Instead of dealing with large green pipes you have to jump into,
I have to deal with peristaltic pump tubing.
These little tubes are used to carry liquids into the mass spec. Other people use them too, such as chemists who use HPLC, IC, and SFA.
About twice a month, I have to run an analysis called FIAS or TTRA. Too make a long expanation short, the samples are mixed with buffer (pH 5.5) and internal standard (Y, In, Tb) all "online", then pushed through a column with an affinity resin that grabs the transition metals and lets the group I metals pass through. Then, the column is washed with acid, which rinses the transition metals into the mass spec which sorts them and counts them.
The way the literature describes to do this was unecessarily complicated. It explained using a sample loop and employing a water line to wash the column. It involved two valves, two pumps, four peristaltic pump lines, a double six-way valve, and finally the column.That's the way I did it and it worked for a while, but eventually it stopped working properly and I couldn't fix it. So instead of spending multiple days troubleshooting, I decided to just completely start over and re-think the whole thing.

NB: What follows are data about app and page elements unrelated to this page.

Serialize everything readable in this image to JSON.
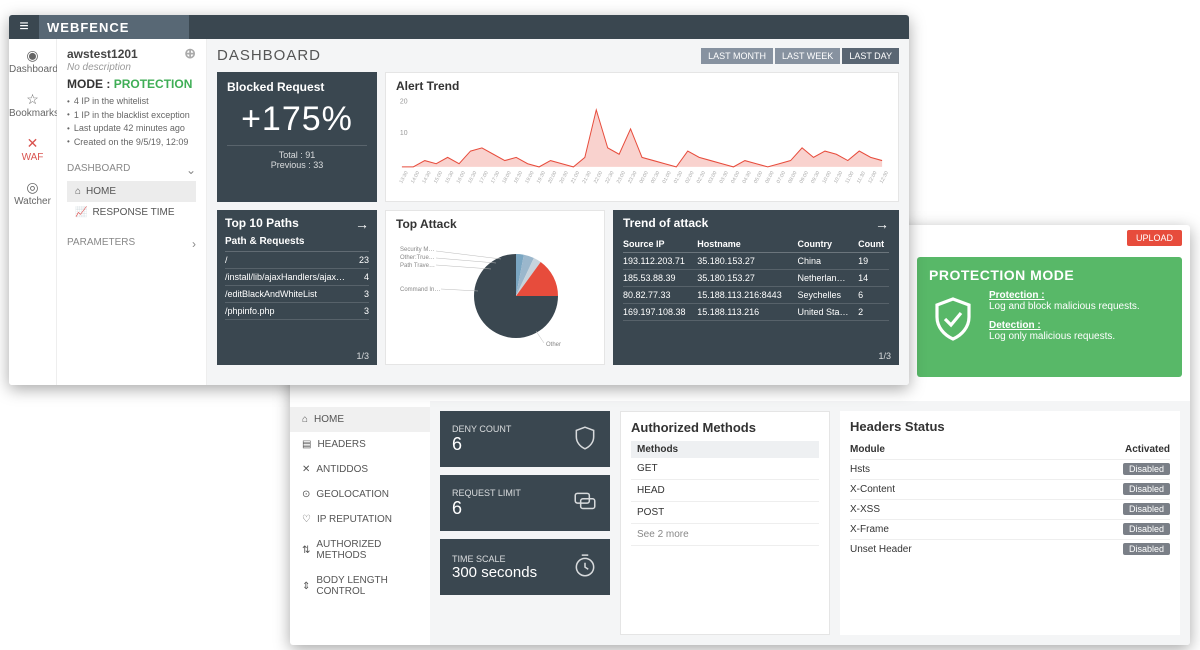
{
  "brand": "WEBFENCE",
  "iconnav": [
    {
      "label": "Dashboard",
      "icon": "◉"
    },
    {
      "label": "Bookmarks",
      "icon": "☆"
    },
    {
      "label": "WAF",
      "icon": "✕",
      "active": true
    },
    {
      "label": "Watcher",
      "icon": "◎"
    }
  ],
  "project": {
    "name": "awstest1201",
    "desc": "No description",
    "mode_label": "MODE :",
    "mode_value": "PROTECTION",
    "meta": [
      "4 IP in the whitelist",
      "1 IP in the blacklist exception",
      "Last update 42 minutes ago",
      "Created on the 9/5/19, 12:09"
    ]
  },
  "sidenav": {
    "dashboard": "DASHBOARD",
    "home": "HOME",
    "response": "RESPONSE TIME",
    "parameters": "PARAMETERS"
  },
  "page_title": "DASHBOARD",
  "range": [
    "LAST MONTH",
    "LAST WEEK",
    "LAST DAY"
  ],
  "range_selected": "LAST DAY",
  "blocked": {
    "title": "Blocked Request",
    "value": "+175%",
    "total": "Total : 91",
    "prev": "Previous : 33"
  },
  "alert_trend": {
    "title": "Alert Trend"
  },
  "top_paths": {
    "title": "Top 10 Paths",
    "header": "Path & Requests",
    "rows": [
      {
        "p": "/",
        "n": "23"
      },
      {
        "p": "/install/lib/ajaxHandlers/ajax…",
        "n": "4"
      },
      {
        "p": "/editBlackAndWhiteList",
        "n": "3"
      },
      {
        "p": "/phpinfo.php",
        "n": "3"
      }
    ],
    "pager": "1/3"
  },
  "top_attack": {
    "title": "Top Attack",
    "labels": [
      "Security M…",
      "Other:True…",
      "Path Trave…",
      "Command In…",
      "Other"
    ]
  },
  "trend_attack": {
    "title": "Trend of attack",
    "cols": [
      "Source IP",
      "Hostname",
      "Country",
      "Count"
    ],
    "rows": [
      [
        "193.112.203.71",
        "35.180.153.27",
        "China",
        "19"
      ],
      [
        "185.53.88.39",
        "35.180.153.27",
        "Netherlan…",
        "14"
      ],
      [
        "80.82.77.33",
        "15.188.113.216:8443",
        "Seychelles",
        "6"
      ],
      [
        "169.197.108.38",
        "15.188.113.216",
        "United Sta…",
        "2"
      ]
    ],
    "pager": "1/3"
  },
  "upload": "UPLOAD",
  "pmode": {
    "title": "PROTECTION MODE",
    "p1_h": "Protection :",
    "p1_t": "Log and block malicious requests.",
    "p2_h": "Detection :",
    "p2_t": "Log only malicious requests."
  },
  "w2nav": [
    "HOME",
    "HEADERS",
    "ANTIDDOS",
    "GEOLOCATION",
    "IP REPUTATION",
    "AUTHORIZED METHODS",
    "BODY LENGTH CONTROL"
  ],
  "stats": [
    {
      "label": "DENY COUNT",
      "value": "6",
      "icon": "shield"
    },
    {
      "label": "REQUEST LIMIT",
      "value": "6",
      "icon": "chat"
    },
    {
      "label": "TIME SCALE",
      "value": "300 seconds",
      "icon": "timer"
    }
  ],
  "auth_methods": {
    "title": "Authorized Methods",
    "header": "Methods",
    "rows": [
      "GET",
      "HEAD",
      "POST"
    ],
    "more": "See 2 more"
  },
  "headers_status": {
    "title": "Headers Status",
    "cols": [
      "Module",
      "Activated"
    ],
    "rows": [
      [
        "Hsts",
        "Disabled"
      ],
      [
        "X-Content",
        "Disabled"
      ],
      [
        "X-XSS",
        "Disabled"
      ],
      [
        "X-Frame",
        "Disabled"
      ],
      [
        "Unset Header",
        "Disabled"
      ]
    ]
  },
  "chart_data": [
    {
      "type": "line",
      "title": "Alert Trend",
      "ylim": [
        0,
        20
      ],
      "x": [
        "13:30",
        "14:00",
        "14:30",
        "15:00",
        "15:30",
        "16:00",
        "16:30",
        "17:00",
        "17:30",
        "18:00",
        "18:30",
        "19:00",
        "19:30",
        "20:00",
        "20:30",
        "21:00",
        "21:30",
        "22:00",
        "22:30",
        "23:00",
        "23:30",
        "00:00",
        "00:30",
        "01:00",
        "01:30",
        "02:00",
        "02:30",
        "03:00",
        "03:30",
        "04:00",
        "04:30",
        "05:00",
        "06:00",
        "07:00",
        "08:00",
        "09:00",
        "09:30",
        "10:00",
        "10:30",
        "11:00",
        "11:30",
        "12:00",
        "12:30"
      ],
      "values": [
        0,
        0,
        2,
        1,
        3,
        1,
        5,
        6,
        4,
        2,
        3,
        1,
        0,
        2,
        1,
        0,
        3,
        18,
        6,
        4,
        12,
        3,
        2,
        1,
        0,
        5,
        3,
        2,
        1,
        0,
        2,
        1,
        0,
        1,
        2,
        6,
        3,
        5,
        4,
        2,
        5,
        3,
        2
      ]
    },
    {
      "type": "pie",
      "title": "Top Attack",
      "series": [
        {
          "name": "Security Misconf.",
          "value": 3
        },
        {
          "name": "Other:True",
          "value": 4
        },
        {
          "name": "Path Traversal",
          "value": 3
        },
        {
          "name": "Command Injection",
          "value": 15
        },
        {
          "name": "Other",
          "value": 75
        }
      ]
    }
  ]
}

I re-plumbed it much more simple and straight forward. Both valves, half of the double six-way valve, and the water line ended up being unnecessary. Now, loads of para-film were no longer needed to prevent leaks in the peristaltic pump tube connections. Also, less sample is used.